Entries provided Block Start

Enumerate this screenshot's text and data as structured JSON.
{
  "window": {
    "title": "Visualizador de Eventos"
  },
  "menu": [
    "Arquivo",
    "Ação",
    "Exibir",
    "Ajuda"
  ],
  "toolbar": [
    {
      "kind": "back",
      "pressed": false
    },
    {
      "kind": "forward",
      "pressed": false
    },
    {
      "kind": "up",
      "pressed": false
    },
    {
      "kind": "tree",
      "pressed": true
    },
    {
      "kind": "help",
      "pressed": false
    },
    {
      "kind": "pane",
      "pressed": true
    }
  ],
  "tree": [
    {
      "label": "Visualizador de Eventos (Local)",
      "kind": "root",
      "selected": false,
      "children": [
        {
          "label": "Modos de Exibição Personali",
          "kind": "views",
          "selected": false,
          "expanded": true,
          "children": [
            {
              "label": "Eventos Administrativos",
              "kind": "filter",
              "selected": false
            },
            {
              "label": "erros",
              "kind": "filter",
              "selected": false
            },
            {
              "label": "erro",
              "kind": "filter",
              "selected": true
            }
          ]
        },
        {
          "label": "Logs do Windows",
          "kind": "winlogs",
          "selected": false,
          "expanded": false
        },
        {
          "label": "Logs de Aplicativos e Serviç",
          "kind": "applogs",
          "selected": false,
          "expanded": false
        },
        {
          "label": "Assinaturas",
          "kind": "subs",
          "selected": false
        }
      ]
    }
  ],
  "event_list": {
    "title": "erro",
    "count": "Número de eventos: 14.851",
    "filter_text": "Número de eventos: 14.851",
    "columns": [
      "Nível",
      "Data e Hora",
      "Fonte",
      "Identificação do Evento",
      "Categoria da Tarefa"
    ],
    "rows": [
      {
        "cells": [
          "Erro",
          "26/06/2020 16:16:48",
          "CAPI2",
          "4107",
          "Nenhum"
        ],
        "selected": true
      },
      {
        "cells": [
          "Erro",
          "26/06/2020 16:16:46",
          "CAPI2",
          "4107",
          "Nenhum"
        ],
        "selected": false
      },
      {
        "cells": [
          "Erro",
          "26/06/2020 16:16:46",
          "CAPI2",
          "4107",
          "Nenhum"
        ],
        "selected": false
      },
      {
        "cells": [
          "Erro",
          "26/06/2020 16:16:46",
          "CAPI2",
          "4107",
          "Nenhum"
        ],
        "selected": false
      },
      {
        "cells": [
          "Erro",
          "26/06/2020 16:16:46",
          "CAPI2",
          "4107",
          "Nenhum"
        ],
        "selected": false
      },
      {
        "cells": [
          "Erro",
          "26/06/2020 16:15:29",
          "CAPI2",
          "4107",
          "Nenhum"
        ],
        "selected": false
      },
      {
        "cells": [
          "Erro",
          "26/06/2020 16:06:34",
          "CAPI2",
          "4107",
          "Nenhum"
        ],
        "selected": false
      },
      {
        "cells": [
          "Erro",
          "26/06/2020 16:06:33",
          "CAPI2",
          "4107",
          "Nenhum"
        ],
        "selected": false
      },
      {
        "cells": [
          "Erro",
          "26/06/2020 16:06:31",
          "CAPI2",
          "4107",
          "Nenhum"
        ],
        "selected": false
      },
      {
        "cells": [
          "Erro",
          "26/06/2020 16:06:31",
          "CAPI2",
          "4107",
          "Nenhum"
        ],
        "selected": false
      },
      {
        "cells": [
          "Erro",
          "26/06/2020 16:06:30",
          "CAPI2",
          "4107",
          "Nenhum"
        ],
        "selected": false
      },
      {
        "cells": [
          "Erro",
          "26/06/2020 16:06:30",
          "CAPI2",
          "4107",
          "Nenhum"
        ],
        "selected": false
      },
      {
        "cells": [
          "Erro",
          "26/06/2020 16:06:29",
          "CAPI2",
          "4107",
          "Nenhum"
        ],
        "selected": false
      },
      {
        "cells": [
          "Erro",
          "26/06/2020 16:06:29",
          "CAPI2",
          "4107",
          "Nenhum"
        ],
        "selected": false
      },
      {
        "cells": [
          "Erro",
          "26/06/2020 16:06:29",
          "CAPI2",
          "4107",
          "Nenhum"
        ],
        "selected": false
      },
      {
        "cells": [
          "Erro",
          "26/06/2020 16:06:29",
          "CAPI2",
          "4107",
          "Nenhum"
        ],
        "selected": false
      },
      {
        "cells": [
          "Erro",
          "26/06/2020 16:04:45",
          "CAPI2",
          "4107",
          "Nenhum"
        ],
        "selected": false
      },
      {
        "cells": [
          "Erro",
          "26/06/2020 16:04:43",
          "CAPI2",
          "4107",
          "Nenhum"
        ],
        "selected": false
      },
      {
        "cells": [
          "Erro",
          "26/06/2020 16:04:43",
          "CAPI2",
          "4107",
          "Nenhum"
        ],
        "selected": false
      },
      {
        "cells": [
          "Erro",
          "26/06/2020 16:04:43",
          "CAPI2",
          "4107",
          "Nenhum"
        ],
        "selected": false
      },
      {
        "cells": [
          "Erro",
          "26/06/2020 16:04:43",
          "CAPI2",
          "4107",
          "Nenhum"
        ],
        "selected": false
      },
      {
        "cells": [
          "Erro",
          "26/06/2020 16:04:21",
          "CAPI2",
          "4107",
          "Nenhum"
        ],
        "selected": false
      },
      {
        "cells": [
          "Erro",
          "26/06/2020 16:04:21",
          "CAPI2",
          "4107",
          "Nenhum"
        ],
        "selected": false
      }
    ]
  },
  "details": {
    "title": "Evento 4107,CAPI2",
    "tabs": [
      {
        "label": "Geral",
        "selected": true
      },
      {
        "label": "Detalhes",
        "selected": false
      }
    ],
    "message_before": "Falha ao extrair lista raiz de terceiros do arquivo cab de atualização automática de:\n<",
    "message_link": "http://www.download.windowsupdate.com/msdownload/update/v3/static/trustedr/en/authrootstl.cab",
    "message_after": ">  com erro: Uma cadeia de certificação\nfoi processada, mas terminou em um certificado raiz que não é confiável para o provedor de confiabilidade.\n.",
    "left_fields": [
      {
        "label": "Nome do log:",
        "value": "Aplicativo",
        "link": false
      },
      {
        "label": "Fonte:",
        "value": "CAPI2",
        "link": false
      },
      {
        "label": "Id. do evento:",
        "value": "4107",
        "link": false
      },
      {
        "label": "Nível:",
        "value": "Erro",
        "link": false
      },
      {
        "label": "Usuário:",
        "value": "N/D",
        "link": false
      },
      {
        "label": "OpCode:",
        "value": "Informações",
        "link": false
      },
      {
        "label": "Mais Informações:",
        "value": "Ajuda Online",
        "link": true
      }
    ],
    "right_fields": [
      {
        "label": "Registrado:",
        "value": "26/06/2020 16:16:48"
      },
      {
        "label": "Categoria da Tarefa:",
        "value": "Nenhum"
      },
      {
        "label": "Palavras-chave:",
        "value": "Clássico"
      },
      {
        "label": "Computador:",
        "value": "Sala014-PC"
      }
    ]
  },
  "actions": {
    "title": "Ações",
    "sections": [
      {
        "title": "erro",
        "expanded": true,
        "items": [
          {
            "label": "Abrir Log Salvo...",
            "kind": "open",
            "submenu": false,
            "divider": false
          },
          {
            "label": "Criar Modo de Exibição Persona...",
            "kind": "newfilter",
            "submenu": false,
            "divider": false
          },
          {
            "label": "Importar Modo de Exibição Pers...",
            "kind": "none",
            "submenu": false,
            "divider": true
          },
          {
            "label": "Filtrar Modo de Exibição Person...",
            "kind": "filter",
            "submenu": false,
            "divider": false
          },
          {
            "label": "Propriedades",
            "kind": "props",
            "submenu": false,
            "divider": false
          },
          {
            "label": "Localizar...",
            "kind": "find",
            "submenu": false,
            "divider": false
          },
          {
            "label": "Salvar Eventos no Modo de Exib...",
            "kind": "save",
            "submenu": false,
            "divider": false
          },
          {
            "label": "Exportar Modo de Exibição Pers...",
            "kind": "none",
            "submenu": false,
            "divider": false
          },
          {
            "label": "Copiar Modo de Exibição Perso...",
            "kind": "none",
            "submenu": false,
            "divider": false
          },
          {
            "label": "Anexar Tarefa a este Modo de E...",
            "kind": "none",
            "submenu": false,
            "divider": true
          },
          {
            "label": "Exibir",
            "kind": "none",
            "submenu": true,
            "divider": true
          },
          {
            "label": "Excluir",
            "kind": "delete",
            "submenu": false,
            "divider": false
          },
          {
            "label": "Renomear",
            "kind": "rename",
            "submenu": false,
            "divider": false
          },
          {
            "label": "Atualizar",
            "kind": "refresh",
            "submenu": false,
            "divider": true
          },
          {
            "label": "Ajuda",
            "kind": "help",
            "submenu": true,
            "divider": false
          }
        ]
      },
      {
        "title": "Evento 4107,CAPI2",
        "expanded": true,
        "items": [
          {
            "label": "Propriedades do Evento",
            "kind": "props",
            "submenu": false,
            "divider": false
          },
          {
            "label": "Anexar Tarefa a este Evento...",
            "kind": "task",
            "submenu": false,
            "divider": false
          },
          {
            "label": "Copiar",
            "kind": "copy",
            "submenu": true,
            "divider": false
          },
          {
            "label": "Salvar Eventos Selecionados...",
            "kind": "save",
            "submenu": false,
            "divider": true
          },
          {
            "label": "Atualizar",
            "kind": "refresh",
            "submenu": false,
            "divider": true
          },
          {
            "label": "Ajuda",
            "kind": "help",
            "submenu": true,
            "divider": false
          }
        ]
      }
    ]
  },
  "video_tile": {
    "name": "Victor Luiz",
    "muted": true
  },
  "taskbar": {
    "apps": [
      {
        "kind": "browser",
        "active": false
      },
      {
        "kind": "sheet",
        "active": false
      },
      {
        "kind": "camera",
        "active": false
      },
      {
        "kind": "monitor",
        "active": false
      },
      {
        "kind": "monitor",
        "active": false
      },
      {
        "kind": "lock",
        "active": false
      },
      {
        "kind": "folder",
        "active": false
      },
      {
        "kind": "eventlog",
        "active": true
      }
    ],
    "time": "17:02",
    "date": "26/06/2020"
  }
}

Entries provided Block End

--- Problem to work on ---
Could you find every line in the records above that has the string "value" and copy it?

--- Answer for this exercise ---
        "value": "Aplicativo",
        "value": "CAPI2",
        "value": "4107",
        "value": "Erro",
        "value": "N/D",
        "value": "Informações",
        "value": "Ajuda Online",
        "value": "26/06/2020 16:16:48"
        "value": "Nenhum"
        "value": "Clássico"
        "value": "Sala014-PC"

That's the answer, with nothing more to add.